Setting emissions reduction goals is a step in the right direction but being able to measure and evidence it is altogether a different thing. Current methods of estimating fugitive emissions are better than nothing, but are typically unreliable, are available only at the end of a quarter and again, are merely estimates.
In order to effectively meet reporting standards developed by the Sustainability Accounting Standards Board (SASB) to provide the highest levels of assurance to key stakeholders, including the investment community, consumers, regulators and others, new methods of emissions monitoring are needed.

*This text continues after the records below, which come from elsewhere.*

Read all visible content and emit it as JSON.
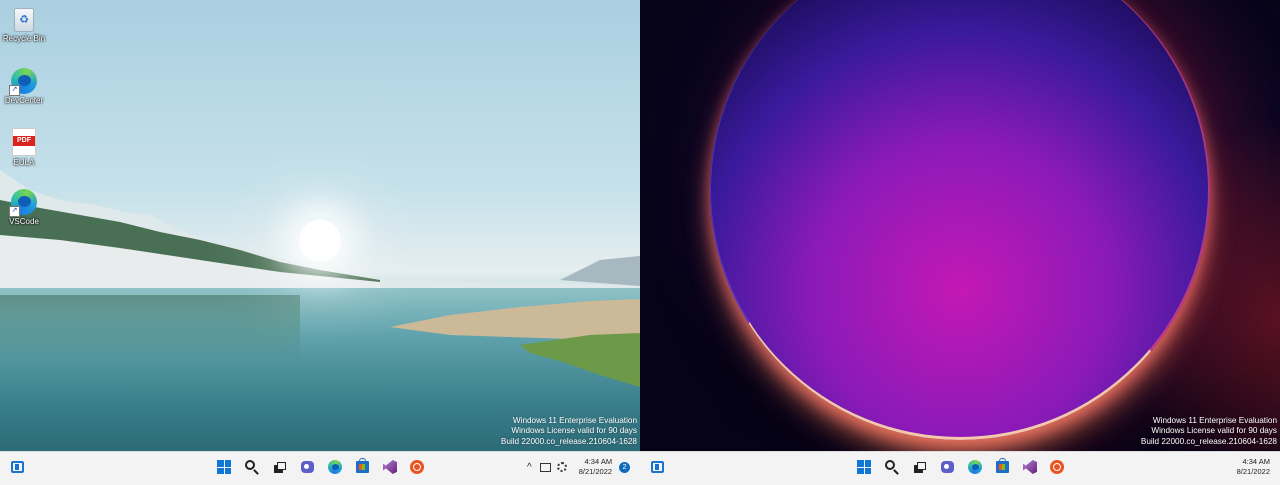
{
  "left_screen": {
    "desktop_icons": [
      {
        "label": "Recycle Bin",
        "icon": "recycle-bin-icon"
      },
      {
        "label": "DevCenter",
        "icon": "edge-icon"
      },
      {
        "label": "EULA",
        "icon": "pdf-icon",
        "badge": "PDF"
      },
      {
        "label": "VSCode",
        "icon": "edge-icon"
      }
    ],
    "watermark": [
      "Windows 11 Enterprise Evaluation",
      "Windows License valid for 90 days",
      "Build 22000.co_release.210604-1628"
    ],
    "taskbar": {
      "apps": [
        "widgets-icon",
        "start-icon",
        "search-icon",
        "task-view-icon",
        "chat-icon",
        "edge-icon",
        "store-icon",
        "visual-studio-icon",
        "ubuntu-icon"
      ],
      "tray_chevron": "^",
      "time": "4:34 AM",
      "date": "8/21/2022",
      "notification_count": "2"
    }
  },
  "right_screen": {
    "watermark": [
      "Windows 11 Enterprise Evaluation",
      "Windows License valid for 90 days",
      "Build 22000.co_release.210604-1628"
    ],
    "taskbar": {
      "apps": [
        "widgets-icon",
        "start-icon",
        "search-icon",
        "task-view-icon",
        "chat-icon",
        "edge-icon",
        "store-icon",
        "visual-studio-icon",
        "ubuntu-icon"
      ],
      "time": "4:34 AM",
      "date": "8/21/2022"
    }
  },
  "colors": {
    "taskbar_bg": "#f3f3f3",
    "accent": "#0f78d6"
  }
}
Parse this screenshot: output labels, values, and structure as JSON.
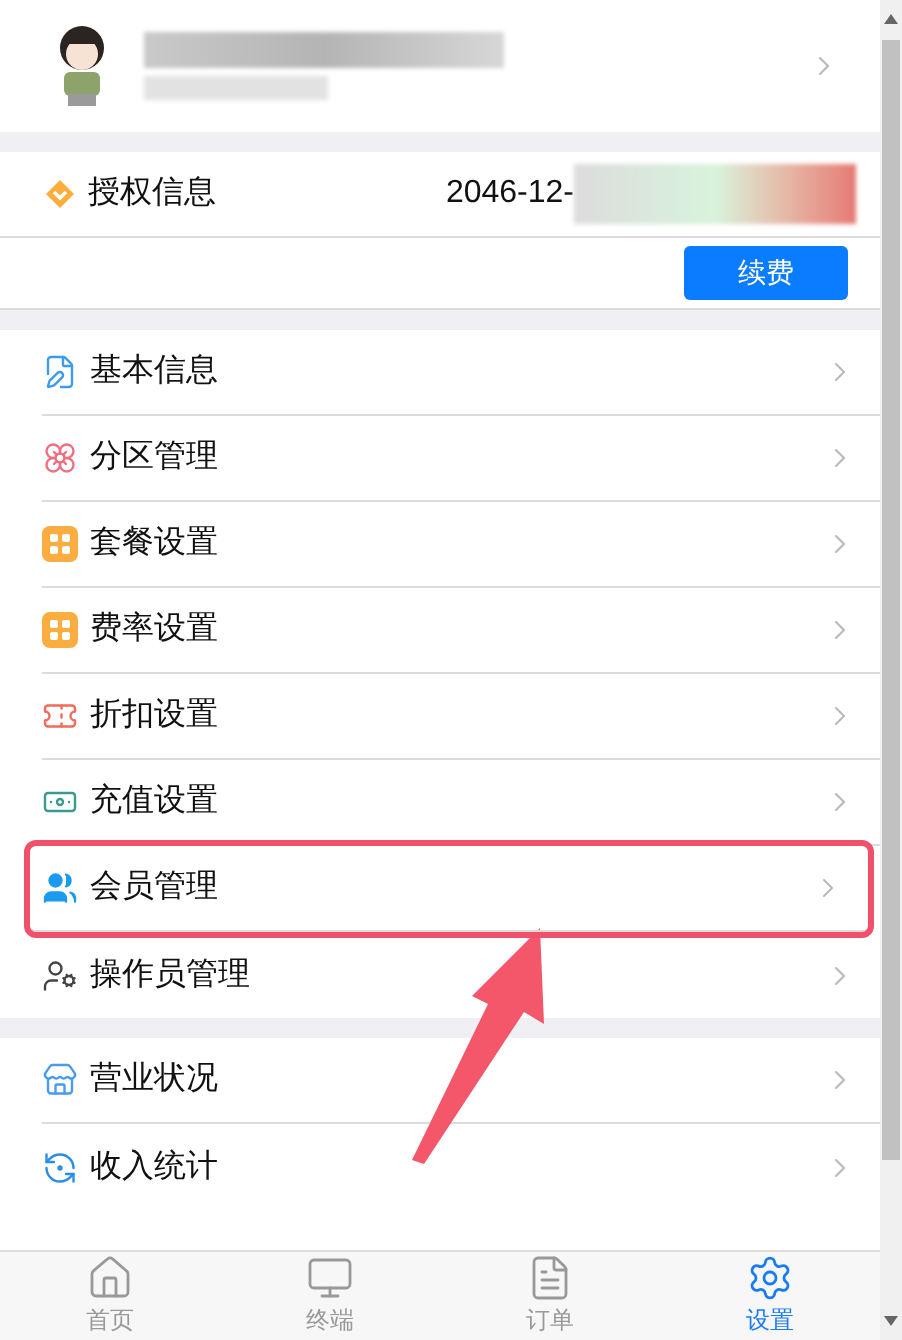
{
  "license": {
    "label": "授权信息",
    "expiry": "2046-12-",
    "button": "续费"
  },
  "menu_groups": [
    {
      "items": [
        {
          "label": "基本信息",
          "highlighted": false
        },
        {
          "label": "分区管理",
          "highlighted": false
        },
        {
          "label": "套餐设置",
          "highlighted": false
        },
        {
          "label": "费率设置",
          "highlighted": false
        },
        {
          "label": "折扣设置",
          "highlighted": false
        },
        {
          "label": "充值设置",
          "highlighted": false
        },
        {
          "label": "会员管理",
          "highlighted": true
        },
        {
          "label": "操作员管理",
          "highlighted": false
        }
      ]
    },
    {
      "items": [
        {
          "label": "营业状况",
          "highlighted": false
        },
        {
          "label": "收入统计",
          "highlighted": false
        }
      ]
    }
  ],
  "tabs": [
    {
      "label": "首页",
      "selected": false
    },
    {
      "label": "终端",
      "selected": false
    },
    {
      "label": "订单",
      "selected": false
    },
    {
      "label": "设置",
      "selected": true
    }
  ]
}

Instituting independent certification is a significant step forward in managing The Great Energy Transition. However, without instituting new technology and best practices, certifications are only valid as of the day they are made. Afterwards, changes to well site conditions and equipment resulting from normal wear and tear, maintenance and repair practices, weather conditions and other variables can degrade the factors on a site.

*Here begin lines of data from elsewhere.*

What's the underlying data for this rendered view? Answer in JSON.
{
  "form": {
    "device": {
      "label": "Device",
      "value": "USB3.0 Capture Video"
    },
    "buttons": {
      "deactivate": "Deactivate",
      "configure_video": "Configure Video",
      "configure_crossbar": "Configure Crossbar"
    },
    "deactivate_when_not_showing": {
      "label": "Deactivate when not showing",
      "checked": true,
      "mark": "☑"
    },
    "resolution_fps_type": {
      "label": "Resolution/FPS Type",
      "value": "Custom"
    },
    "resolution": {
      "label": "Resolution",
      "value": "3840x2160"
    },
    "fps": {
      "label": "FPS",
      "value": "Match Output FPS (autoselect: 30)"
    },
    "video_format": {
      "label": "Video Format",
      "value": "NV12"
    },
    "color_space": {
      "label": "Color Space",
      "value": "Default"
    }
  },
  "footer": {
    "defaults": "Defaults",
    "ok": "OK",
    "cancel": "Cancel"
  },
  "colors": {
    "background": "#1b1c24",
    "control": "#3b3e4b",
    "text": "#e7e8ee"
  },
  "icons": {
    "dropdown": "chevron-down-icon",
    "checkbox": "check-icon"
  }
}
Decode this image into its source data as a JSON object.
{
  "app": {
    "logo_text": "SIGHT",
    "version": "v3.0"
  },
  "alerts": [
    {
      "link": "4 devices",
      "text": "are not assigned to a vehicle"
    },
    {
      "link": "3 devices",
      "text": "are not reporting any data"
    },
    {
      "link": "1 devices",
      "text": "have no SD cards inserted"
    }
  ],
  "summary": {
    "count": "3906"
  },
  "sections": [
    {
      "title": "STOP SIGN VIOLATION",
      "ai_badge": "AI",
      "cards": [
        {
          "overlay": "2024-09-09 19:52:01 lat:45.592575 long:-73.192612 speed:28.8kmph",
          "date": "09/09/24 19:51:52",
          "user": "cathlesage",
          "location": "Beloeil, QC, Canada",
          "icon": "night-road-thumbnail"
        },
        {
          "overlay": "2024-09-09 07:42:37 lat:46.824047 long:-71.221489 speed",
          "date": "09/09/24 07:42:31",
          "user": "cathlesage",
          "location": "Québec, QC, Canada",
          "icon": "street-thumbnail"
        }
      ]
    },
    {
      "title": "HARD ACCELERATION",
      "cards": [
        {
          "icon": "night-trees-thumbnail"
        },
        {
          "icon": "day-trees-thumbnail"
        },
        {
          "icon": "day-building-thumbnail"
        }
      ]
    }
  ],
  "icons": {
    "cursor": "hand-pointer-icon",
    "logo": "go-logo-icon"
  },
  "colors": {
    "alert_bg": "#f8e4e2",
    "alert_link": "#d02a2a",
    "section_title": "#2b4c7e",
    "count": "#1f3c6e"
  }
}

Natural gas producers already have Leak Detection and Repair (LDAR) teams in place to make periodic inspections of well sites and facilities. They employ infrared cameras to spot fugitive emissions from pipeline connections, storage tanks, combusters and other surface equipment. Once a leak is identified, the LDAR crew can repair it on site. The weakness of this operational process, however, is that depending on the inspection schedule, several months can elapse between inspections.

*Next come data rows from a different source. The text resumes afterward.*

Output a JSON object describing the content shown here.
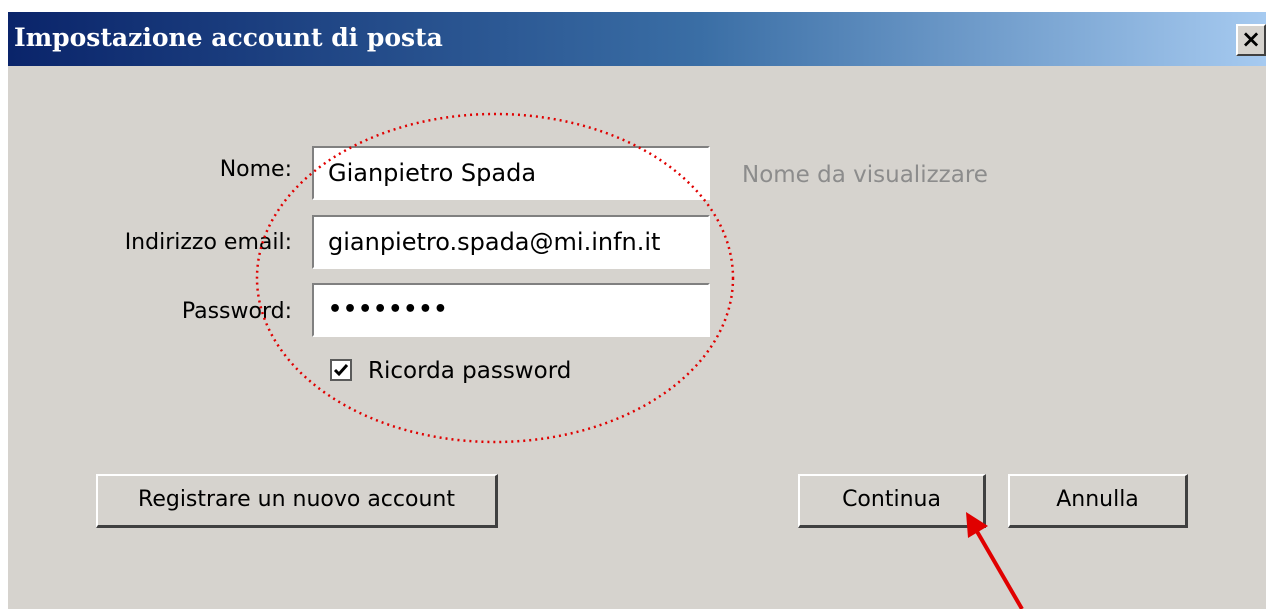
{
  "window": {
    "title": "Impostazione account di posta",
    "close_glyph": "×"
  },
  "form": {
    "name_label": "Nome:",
    "name_value": "Gianpietro Spada",
    "name_hint": "Nome da visualizzare",
    "email_label": "Indirizzo email:",
    "email_value": "gianpietro.spada@mi.infn.it",
    "password_label": "Password:",
    "password_value": "••••••••",
    "remember_label": "Ricorda password",
    "remember_checked": true
  },
  "buttons": {
    "register": "Registrare un nuovo account",
    "continue": "Continua",
    "cancel": "Annulla"
  },
  "annotation": {
    "ellipse_color": "#e00000",
    "arrow_color": "#e00000"
  }
}
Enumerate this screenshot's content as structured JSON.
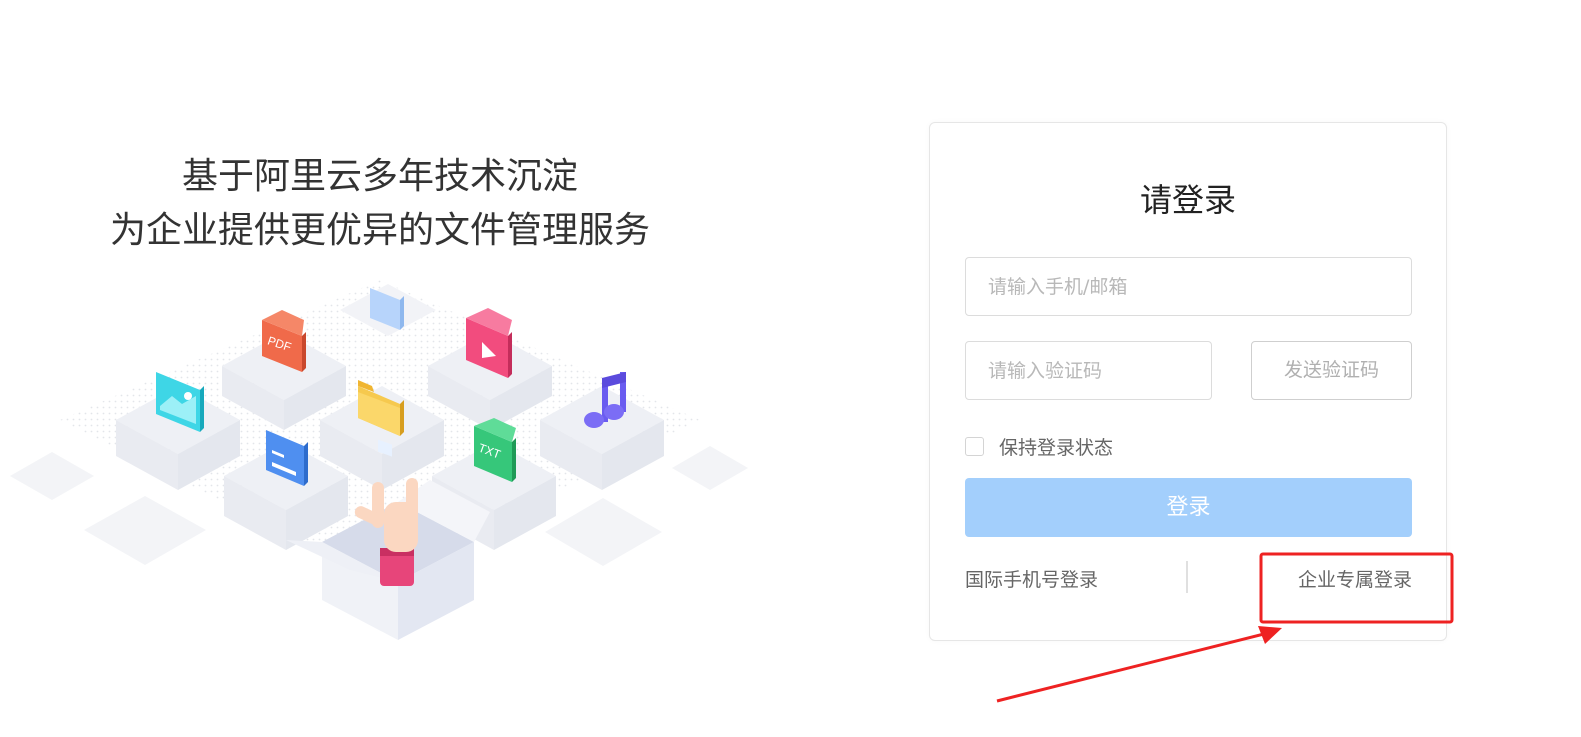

The best practice is continuous monitoring of emissions at the well site or production facility, which provides real-time data that can be used to optimize LDAR teams, fix leaks faster and provide auditable, reliable data to investors and other stakeholders. Unlike intermittent emissions monitoring using satellites, aircraft, drones and “sniffer” vans, continuous monitoring uses durable sensors mounted at the fence line, providing 24/7 coverage of emissions events at the site.
Continuous monitoring technologies are both technically and commercially feasible today and represent the most effective way forward for evidencing ESG performance and strengthening the industry’s social license to operate among investors, regulators and the general public.
Benefits of Continuous Monitoring:
- A continuous monitoring solution is the best practice for monitoring air emissions.
- Real-time notifications empower Operations and HSE management to respond to potential leaks and events faster than non-continuous options.
- Continuous monitoring by an independent party means E&P operators can assure stakeholders they are using the most effective, advanced technology to reduce methane intensity, enhancing the corporate reputation and brand.
- Improves the well site safety profile.
- No changes are required to existing production processes and activities.
- Typically, more affordable than less reliable methods.
- Independent data allows oil and gas producers to provide assurances that emissions levels are being achieved, providing customers a differentiated RSG alternative.
The natural gas industry is moving towards creating ethical branding of its commodity with Responsibly Sourced Gas certifications. The validity of certifications and acceptance by key stakeholders, however, rests on data quality and sourcing. Independence is essential for establishing and maintaining credibility of ESG reporting used by institutional investors, lenders, Boards of Directors and regulators.
Certification is a big step in the right direction for creating an RSG market and managing The Great Energy Transition to a carbon-neutral economy. Without adoption of the best practice of continuous monitoring, however, certifications are vulnerable to the use of estimates and charges of greenwashing.
The Great Energy Transition to a carbon-neutral global economy is underway. The data has driven a permanent shift in culture and public opinion. As momentum grows, calls to reduce emissions of greenhouse gasses will continue to influence energy policy and consumer preferences in the coming decades. RSG offers natural gas producers and utilities the opportunity to differentiate their commodity in such a way it can fetch a premium price, reduce the cost of capital and strengthen the industry’s social license to operate.